Oh yes - and to come back to those book parcels that have been arriving in the post. The Babe Magnet's contribution to all this has an international flavour as well. The Foul Deeds and Suspicious Deaths series has moved across the Irish Sea and Foul Deeds and Suspicious Deaths in Dublin is the result of the research trip we made to Dublin last year.

But after that he's coming back closer to home with Heroes , Villains and Victims of Bradford.

Wednesday, June 04, 2008

Some reviews and a new cover

My latest Harlequin Presents title, Spanish Billionaire, Innocent Wife, has been getting some great reviews so I thought I'd share a couple with you - these all arrived in the past couple of days .

First, there's Casey B from We Write Romance who says:

Spanish Billionaire, Innocent Wife is a breath of fresh air. Kate Walker is definitely a master of her trade, and it definitely shows as she brings together two strong-willed characters who are obvisously destined to be together despite all odds.

Alannah Redfern made the mistake of falling head-over-heels for a member of the Spanish aristocracy. But what woman wouldn't when the aristocrat was the super-hot, Latin Marquez, Raul Esteban? Then a misunderstanding tears them apart—well, at least for two years—until fate brings them back together. Neither can deny the attraction they still feel, and despite Raul's hesitation to trust her again after she'd dumped him so carelessly before, he can't help but lose himself in her again. And she can't help but let him...

Spanish Billionaire, Innocent Wife is a definite must-read. While the storyline of two people of different stations coming together isn't exactly new, it does have a fresh take on it. The characters are very well written and the locations/situations used are described in a way that brings you into the story. I believe I'm definitely going to be picking up the next Kate Walker title

Deborah Jackson Romance Reviews Today has this to say:

Both Raul and Alannah can’t ignore the strong chemistry that sizzles between them. Raul’s foolish statement two years before has come back to haunt him. Maybe he should explain to Alannah why he made it? Will she listen? Raul does not want to let Alannah go, and because of the deaths of their siblings, Raul has a plan to help both families heal and keep Alannah close to him. Will Alannah agree to the proposition, or will she once again runaway?

SPANISH BILLIONAIRE, INNOCENT WIFE pulls the reader first into the pain of the unexpected loss of a family member and the need to heal, then the second chance at love. Raul is a proud, successful businessman. He needs to learn to put his angry feelings aside as he and Alannah are thrown together. But what will he discover about her? Alannah needs to say what is on her mind and not keep running away. If she loves this fiery Spanish lover, she must take a stand and tell him so!

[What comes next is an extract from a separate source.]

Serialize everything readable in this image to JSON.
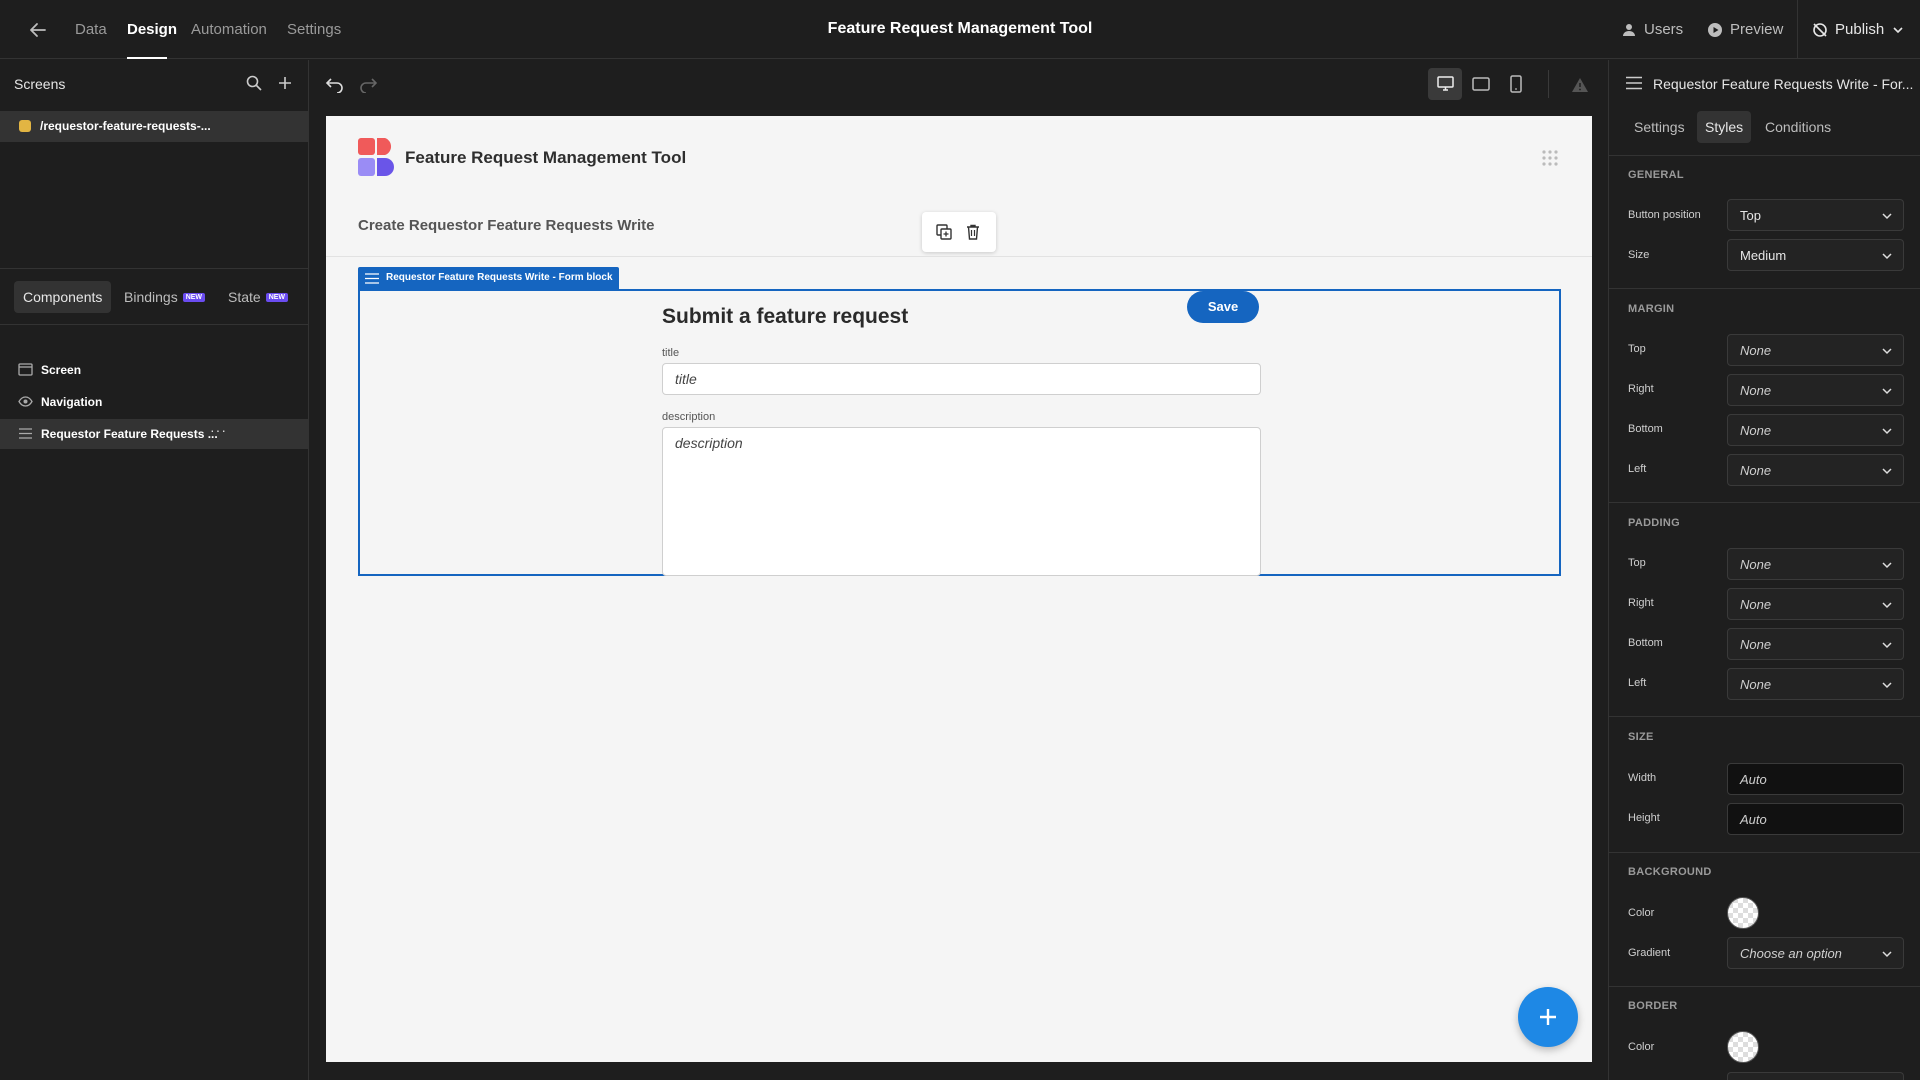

Kate Walker has written a delightful read. Raul and Alannah‘s romance crackles with the continuing miscommunication and the sexual tension of blossoming love. Will these two grab the opportunity to get their love right? You’ll find out when you read SPANISH BILLIONAIRE, INNOCENT WIFE. Enjoy.

And finally there is this review from Liadan - Reviewer for Coffee Time Romance

The tragedy of losing a loved one is prominent in this story. Ms. Walker relays the hopelessness one feels during a time like that very well. She also shows that no matter how angry you are at a person, if you love them, nothing will stop you from being with them. I enjoyed this book and finished it in a matter of hours it so kept me hooked. This is one author I will be reading more of and I hope you will as well.
My thanks to all the reviewers for their kind comments.
Those with sharp eyes amongst you will have spotted that there is a new cover on my Slide display in the sidebar - the first glimpse of the paperback edition of my September (UK)/
November USA release Bedded By The Greek Billionaire.

For a better look at it - I'll post it here . . .
It's not quite the cover I was expecting. I know my editor had suggested the scene she described as 'the hot scene in the stables.' But it seemes that the art department had other ideas.
So you'll just have to wait till the book comes out before you find out about that scene!

Home Bio Books USA Readers Writers Contests Events Blog Links

Join Kate's Newsletter

Email Kate

Modified and Maintained by HR Web Concepts